Ramona Unified School District officials, threatened with a lawsuit by the American Civil Liberties Union (ACLU) of San Diego County for allegedly violating a 12-year-old Mount Woodson Elementary School student’s right to free speech, are caught in “an impossible Catch-22 situation, damned if you do and damned if you don’t,” according to former school board member Christopher Smith.
“But I think the district has done the right thing, and is out in front. Instead of possibly facing 20 or more lawsuits by angry parents, they are facing just the one, threatened by the ACLU,” said Smith, who recently stepped down after four years on the board.
The issue arose when sixth-grader Natalie Jones sought to give her fellow students a PowerPoint presentation on the life of the late gay activist, Harvey Milk, the first openly gay elected official when he won his seat as a San Francisco supervisor in 1977. Eleven months later he was assassinated in a city hall shooting by former supervisor Dan White, an attack that also killed San Francisco Mayor George Moscone.
Jones’ presentation was the result of an Independent Research Project Class for advanced placement or “Excel” students, who were required to select a person or topic, and, after independent research, make a presentation to the rest of the class. Jones chose Milk after seeing last year’s Academy Award-winning film Milk, starring Sean Penn, in which the late supervisor’s life was featured.
But the district singled out Jones’ project, allowing parents to withdraw their children from being exposed to the “sensitive” material. The ACLU wants an apology for the student, her right to present her project to all her classmates, a clarification of the policy under which the district acted, and assurances that there will not be a repetition. The district had until May 26 to respond.
According to the ACLU, Jones submitted a description of her project and a draft report without incident prior to her final report, on which she received a score of 49 out of a possible 50.
But on April 22, the day before Jones’ scheduled presentation, she was called to school principal Theresa Grace’s office where she was told that her research work was “sensitive.” It was decided by Grace and other district officials she could not present it to the rest of the class without the parental permission of her classmates.
According to David Blair-Loy, legal director for the ACLU Foundation for San Diego and Imperial Counties, the district and school position are based on an incorrect interpretation of the district’s “Family Life/Sex Education” policy.

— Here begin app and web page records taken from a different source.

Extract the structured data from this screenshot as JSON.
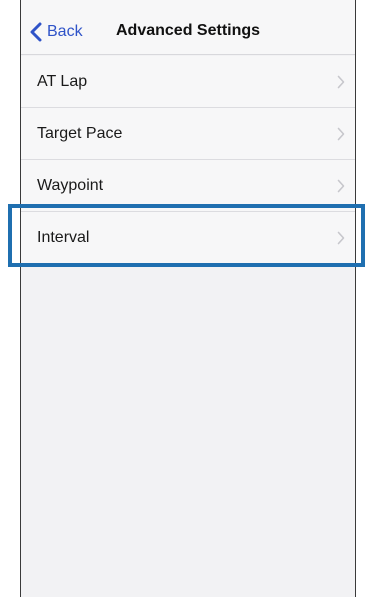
{
  "navbar": {
    "back_label": "Back",
    "title": "Advanced Settings"
  },
  "settings": {
    "items": [
      {
        "label": "AT Lap"
      },
      {
        "label": "Target Pace"
      },
      {
        "label": "Waypoint"
      },
      {
        "label": "Interval"
      }
    ]
  },
  "colors": {
    "accent": "#2f53c8",
    "highlight_border": "#1f6fb0",
    "background": "#f2f2f4",
    "chevron": "#c7c7cc"
  },
  "icons": {
    "back": "chevron-left-icon",
    "row": "chevron-right-icon"
  }
}
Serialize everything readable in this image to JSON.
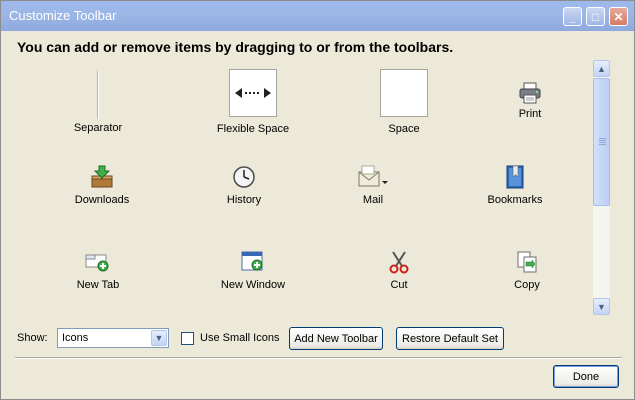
{
  "window": {
    "title": "Customize Toolbar"
  },
  "titlebar_buttons": {
    "minimize": "_",
    "maximize": "□",
    "close": "✕"
  },
  "headline": "You can add or remove items by dragging to or from the toolbars.",
  "items": [
    {
      "label": "Separator",
      "icon": "separator-icon"
    },
    {
      "label": "Flexible Space",
      "icon": "flexible-space-icon"
    },
    {
      "label": "Space",
      "icon": "space-icon"
    },
    {
      "label": "Print",
      "icon": "printer-icon"
    },
    {
      "label": "Downloads",
      "icon": "downloads-icon"
    },
    {
      "label": "History",
      "icon": "clock-icon"
    },
    {
      "label": "Mail",
      "icon": "mail-icon"
    },
    {
      "label": "Bookmarks",
      "icon": "bookmarks-icon"
    },
    {
      "label": "New Tab",
      "icon": "new-tab-icon"
    },
    {
      "label": "New Window",
      "icon": "new-window-icon"
    },
    {
      "label": "Cut",
      "icon": "scissors-icon"
    },
    {
      "label": "Copy",
      "icon": "copy-icon"
    }
  ],
  "scrollbar": {
    "up": "▲",
    "down": "▼"
  },
  "controls": {
    "show_label": "Show:",
    "show_value": "Icons",
    "dropdown_arrow": "▼",
    "use_small_icons": "Use Small Icons",
    "use_small_icons_checked": false,
    "add_new_toolbar": "Add New Toolbar",
    "restore_default_set": "Restore Default Set",
    "done": "Done"
  },
  "colors": {
    "title_bar": "#9DB9EB",
    "dialog_bg": "#ECE9D8",
    "button_border": "#003C74"
  }
}
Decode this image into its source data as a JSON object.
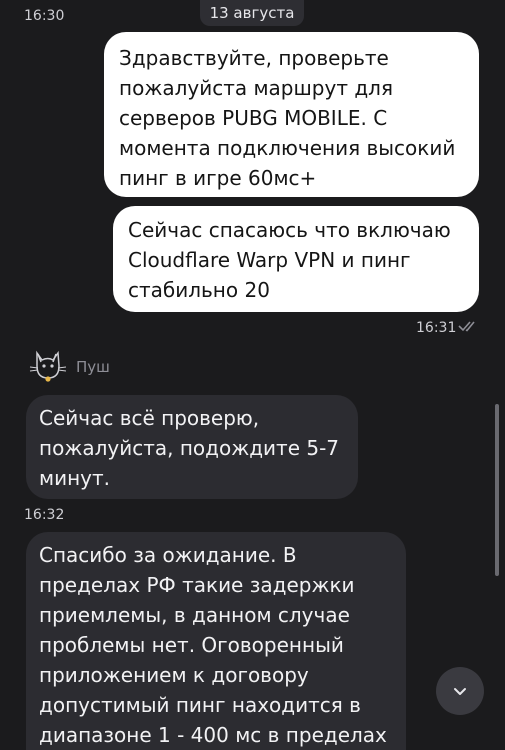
{
  "header": {
    "time_left": "16:30",
    "date": "13 августа"
  },
  "messages": [
    {
      "side": "out",
      "text": "Здравствуйте, проверьте\nпожалуйста маршрут для\nсерверов PUBG MOBILE. С\nмомента подключения высокий\nпинг в игре 60мс+"
    },
    {
      "side": "out",
      "text": "Сейчас спасаюсь что включаю\nCloudflare Warp VPN и пинг\nстабильно 20",
      "time": "16:31",
      "status": "read"
    },
    {
      "side": "in",
      "sender": "Пуш",
      "text": "Сейчас всё проверю,\nпожалуйста, подождите 5-7\nминут.",
      "time": "16:32"
    },
    {
      "side": "in",
      "text": "Спасибо за ожидание. В\nпределах РФ такие задержки\nприемлемы, в данном случае\nпроблемы нет.  Оговоренный\nприложением к договору\nдопустимый пинг находится в\nдиапазоне 1 - 400 мс в пределах"
    }
  ],
  "icons": {
    "read_receipt": "double-check-icon",
    "avatar": "cat-avatar-icon",
    "scroll_down": "chevron-down-icon"
  },
  "colors": {
    "background": "#1b1b1d",
    "outgoing_bubble": "#ffffff",
    "incoming_bubble": "#2c2c31"
  }
}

That policy says in part, “At the beginning of the school year, parents/guardians shall be notified in writing about any instruction in which human reproductive organs and their functions, processes or sexually transmitted diseases are described, illustrated or discussed. In addition, before any instruction on family life, human sexuality, AIDS or sexually transmitted diseases is given, the parent/guardian shall be provided with written notice explaining that the instruction will be given and stating the parent’s/guardian’s right to request a copy of Education Code 51201.5 and 51551. This notification shall inform parents/guardians that they may request in writing that their child not attend the class. No student shall attend such instruction if the school receives this request. At the parent’s/guardian’s request, any student may be excused from any part of family life/sex education instruction.”
On April 28 such a letter went out to the parents of the other 13 “Excel” students. It noted that one of the presentations revolved around the life of Harvey Milk. The letter said, in part: “Mr. Milk was an elected supervisor in San Francisco. He was the first openly gay person elected to public office in the United States. While he was in office, he championed the rights of minorities and sponsored the Gay Rights Act and founded the first gay rights parade. He was assassinated in 1978 while still holding office.
“We understand this is a sensitive topic. In order to respect the rights of all our students and their parents, we are requesting permission from a parent or guardian of our 13 sixth-grade Excel students, before these students are allowed to see the Harvey Milk presentation.”
The letter was signed by Grace. The presentation was rescheduled for May 8, during a lunch recess, when approximately half the class attended. Neither Grace nor district Superintendent Robert Graeff returned phone calls for comment.
In essence, the debate is whether the life of Harvey Milk is subject matter within the district’s Family Life/Sex Education policy or not. The district says it is; the ACLU says it is not, in addition to being a violation of free speech.
For Smith, who did not run for re-election because “I found I could only give 100 percent of my commitment to something that demands and the public is entitled to 120 percent,” said, “There are some incredibly fine lines that teachers and administrators are forced to walk in making decisions in some of these areas, areas that might not include sex education.
“Imagine what might happen if a student decided to do a project on the Iranian President’s argument against the Holocaust ever having happened. Many people believe he is a nut case and I believe he is crazy, but someone could easily argue that as the head of a nation that frequently is cited in U.S. foreign policy plans, he might justify a research project. But I can also imagine that a lot of people would consider it totally inappropriate for their children to be exposed to such a project.
“This cannot be seen in a vacuum,” said Smith. “We all saw how Ramona voted on Prop 8 last fall (the gay marriage bill), and I will bet there are people in this community who would not be thrilled to hear their sixth-grader coming home to tell of how the learned about the gay lifestyle today at school.”